Tighter links are being forged between customer service and logistics in the retail supply chain. As competition between traditional and online shopping choices heats up, expedited transportation offerings and blended supply chain networks play a pivotal role. Simply put, delivery speed and logistics agility provide the customer service levels needed to win.
The main advantage of traditional retailers is instant shopper gratification. Compare your choices, try it on, take it home. To offset that advantage, online retailers are serving up a host of instant shipping solutions.
Google, for example, offers Google Shopping Express in certain areas by partnering with traditional retailers such as American Eagle, Toys R Us, and Office Depot. Google offers the convenience of online shopping while leveraging offline logistics infrastructure—a blended customer service solution.
To serve customers quicker, eBay launched eBay Now, offering same-day delivery in New York, Chicago, San Francisco, Dallas, and London.
Amazon has taken a slightly different shipping/shopping approach. Partnering with the U.S. Postal Service enables Amazon to leverage underutilized weekend capacity and offer Sunday delivery in the New York and Los Angeles markets. The company plans to expand the offering in 2014.
Further stoking the hope to serve customers quicker, Amazon Air plans drone delivery of packages weighing up to five pounds (which accounts for 80 percent of Amazon shipments). Ten years ago, Inbound Logistics envisioned the possibility of drone-driven deliveries. Except for the direct-to-home example, the Amazon video is oddly similar.
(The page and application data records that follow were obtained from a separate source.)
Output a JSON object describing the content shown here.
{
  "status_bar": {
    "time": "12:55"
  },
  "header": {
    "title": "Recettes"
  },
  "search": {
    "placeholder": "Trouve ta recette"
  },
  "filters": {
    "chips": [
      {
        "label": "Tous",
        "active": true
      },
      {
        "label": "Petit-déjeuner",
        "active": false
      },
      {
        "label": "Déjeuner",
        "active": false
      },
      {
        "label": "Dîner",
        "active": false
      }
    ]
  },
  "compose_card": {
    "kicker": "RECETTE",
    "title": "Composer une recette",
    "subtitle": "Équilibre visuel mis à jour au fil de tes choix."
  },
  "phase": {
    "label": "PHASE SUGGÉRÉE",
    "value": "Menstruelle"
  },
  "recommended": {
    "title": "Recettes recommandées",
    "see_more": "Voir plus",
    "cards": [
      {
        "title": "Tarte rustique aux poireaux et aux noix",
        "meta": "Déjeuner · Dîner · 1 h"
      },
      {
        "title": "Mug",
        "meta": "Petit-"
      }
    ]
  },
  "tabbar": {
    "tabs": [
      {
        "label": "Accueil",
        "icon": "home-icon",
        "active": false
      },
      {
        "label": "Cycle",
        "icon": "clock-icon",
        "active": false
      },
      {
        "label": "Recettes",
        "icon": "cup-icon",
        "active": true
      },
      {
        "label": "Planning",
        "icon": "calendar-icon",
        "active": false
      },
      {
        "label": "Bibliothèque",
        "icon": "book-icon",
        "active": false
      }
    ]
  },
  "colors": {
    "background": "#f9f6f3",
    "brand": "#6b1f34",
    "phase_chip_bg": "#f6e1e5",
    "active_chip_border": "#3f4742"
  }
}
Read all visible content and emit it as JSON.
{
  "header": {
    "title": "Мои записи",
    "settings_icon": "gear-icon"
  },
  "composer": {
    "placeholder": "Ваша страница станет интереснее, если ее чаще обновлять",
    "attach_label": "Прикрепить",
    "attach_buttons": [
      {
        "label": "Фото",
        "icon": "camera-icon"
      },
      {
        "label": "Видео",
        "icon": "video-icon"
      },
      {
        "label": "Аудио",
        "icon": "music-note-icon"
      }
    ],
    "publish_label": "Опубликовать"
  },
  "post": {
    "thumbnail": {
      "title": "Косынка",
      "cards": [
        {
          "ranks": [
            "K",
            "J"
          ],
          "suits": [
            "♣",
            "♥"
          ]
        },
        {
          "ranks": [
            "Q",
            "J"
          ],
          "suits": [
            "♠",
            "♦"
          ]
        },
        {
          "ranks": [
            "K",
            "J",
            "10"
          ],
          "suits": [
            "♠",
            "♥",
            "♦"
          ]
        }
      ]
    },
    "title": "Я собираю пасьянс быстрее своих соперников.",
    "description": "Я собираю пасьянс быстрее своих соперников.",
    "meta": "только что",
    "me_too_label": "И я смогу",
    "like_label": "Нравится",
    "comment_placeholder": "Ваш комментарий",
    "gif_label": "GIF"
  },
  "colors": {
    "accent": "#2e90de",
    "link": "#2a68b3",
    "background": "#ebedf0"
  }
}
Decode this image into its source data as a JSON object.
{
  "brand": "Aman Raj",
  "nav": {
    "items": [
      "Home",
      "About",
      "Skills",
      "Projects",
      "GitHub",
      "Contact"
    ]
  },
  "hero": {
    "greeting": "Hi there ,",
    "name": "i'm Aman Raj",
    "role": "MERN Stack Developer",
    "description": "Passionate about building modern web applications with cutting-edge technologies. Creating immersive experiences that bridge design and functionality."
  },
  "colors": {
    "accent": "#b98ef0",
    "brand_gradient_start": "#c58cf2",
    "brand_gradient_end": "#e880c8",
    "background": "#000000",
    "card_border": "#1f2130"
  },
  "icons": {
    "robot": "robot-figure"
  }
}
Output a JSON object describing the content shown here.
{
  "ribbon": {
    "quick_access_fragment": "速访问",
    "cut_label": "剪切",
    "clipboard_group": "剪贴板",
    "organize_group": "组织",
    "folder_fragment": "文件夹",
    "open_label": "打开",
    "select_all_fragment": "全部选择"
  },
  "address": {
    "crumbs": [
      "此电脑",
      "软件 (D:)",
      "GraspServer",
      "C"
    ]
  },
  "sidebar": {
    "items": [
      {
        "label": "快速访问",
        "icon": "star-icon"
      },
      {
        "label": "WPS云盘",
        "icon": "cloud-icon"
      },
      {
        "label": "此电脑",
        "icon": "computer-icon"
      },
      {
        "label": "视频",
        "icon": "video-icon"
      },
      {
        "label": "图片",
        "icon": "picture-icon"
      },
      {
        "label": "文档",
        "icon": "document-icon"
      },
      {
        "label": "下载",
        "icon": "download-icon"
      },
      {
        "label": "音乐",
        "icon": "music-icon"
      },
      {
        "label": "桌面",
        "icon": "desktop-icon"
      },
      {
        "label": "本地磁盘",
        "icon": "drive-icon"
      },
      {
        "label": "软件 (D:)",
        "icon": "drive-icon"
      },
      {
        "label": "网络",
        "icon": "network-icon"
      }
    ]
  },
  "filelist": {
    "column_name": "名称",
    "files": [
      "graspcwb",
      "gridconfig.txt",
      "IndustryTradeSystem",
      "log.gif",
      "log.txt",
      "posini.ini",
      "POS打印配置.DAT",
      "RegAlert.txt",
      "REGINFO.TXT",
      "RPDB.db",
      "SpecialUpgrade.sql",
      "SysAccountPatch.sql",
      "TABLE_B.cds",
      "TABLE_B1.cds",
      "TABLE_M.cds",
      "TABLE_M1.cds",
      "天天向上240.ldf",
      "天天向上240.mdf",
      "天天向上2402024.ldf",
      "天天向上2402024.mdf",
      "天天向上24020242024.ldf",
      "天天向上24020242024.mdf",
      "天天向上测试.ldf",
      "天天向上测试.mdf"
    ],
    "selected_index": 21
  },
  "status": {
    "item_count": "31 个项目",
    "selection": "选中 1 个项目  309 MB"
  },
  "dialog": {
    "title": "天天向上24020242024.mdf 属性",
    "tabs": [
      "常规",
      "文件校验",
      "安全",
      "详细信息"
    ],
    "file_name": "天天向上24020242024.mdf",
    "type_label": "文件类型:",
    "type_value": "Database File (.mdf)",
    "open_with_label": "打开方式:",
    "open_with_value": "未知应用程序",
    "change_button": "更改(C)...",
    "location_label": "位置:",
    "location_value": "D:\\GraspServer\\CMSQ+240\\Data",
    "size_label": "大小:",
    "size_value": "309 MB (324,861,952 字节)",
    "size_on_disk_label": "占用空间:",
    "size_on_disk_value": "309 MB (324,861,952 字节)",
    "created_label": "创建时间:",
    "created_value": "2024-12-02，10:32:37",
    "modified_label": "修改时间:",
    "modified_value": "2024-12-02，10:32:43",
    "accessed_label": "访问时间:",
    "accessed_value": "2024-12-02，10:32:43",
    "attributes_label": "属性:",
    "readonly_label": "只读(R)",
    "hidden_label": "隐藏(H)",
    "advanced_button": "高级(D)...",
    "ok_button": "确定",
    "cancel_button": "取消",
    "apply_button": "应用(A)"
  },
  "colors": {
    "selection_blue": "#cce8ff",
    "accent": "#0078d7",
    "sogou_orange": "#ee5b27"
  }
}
Jeff Bezos revealed Amazon's drone-driven delivery plan during an exclusive 60 Minutes interview, coincidentally timed between Black Friday and Cyber Monday. Beyond the inherent publicity factor in the Amazon Air plan, Bezos says Amazon's success is based purely on customer service. It's why Amazon keeps prices so low that stockholders receive light dividends, why it spends millions building DCs nearest to customer clusters, why it continuously invests in technology such as Kiva, and why it envisions drones making deliveries. Receiving orders quickly and cheaply is just what the customer wants.
Not to be outdone by Amazon, Google got press coverage a few days later in a New York Times article revealing an advanced investment in robotics. According to the "specialists" interviewed in the article, supply chain automation is an obvious target of the effort: "Perhaps someday there will be automated delivery to the doorstep, which is now dependent upon humans."
And now comes word that DHL is testing drone delivery in Germany.
What is driving all these supply chain visions? Customer service.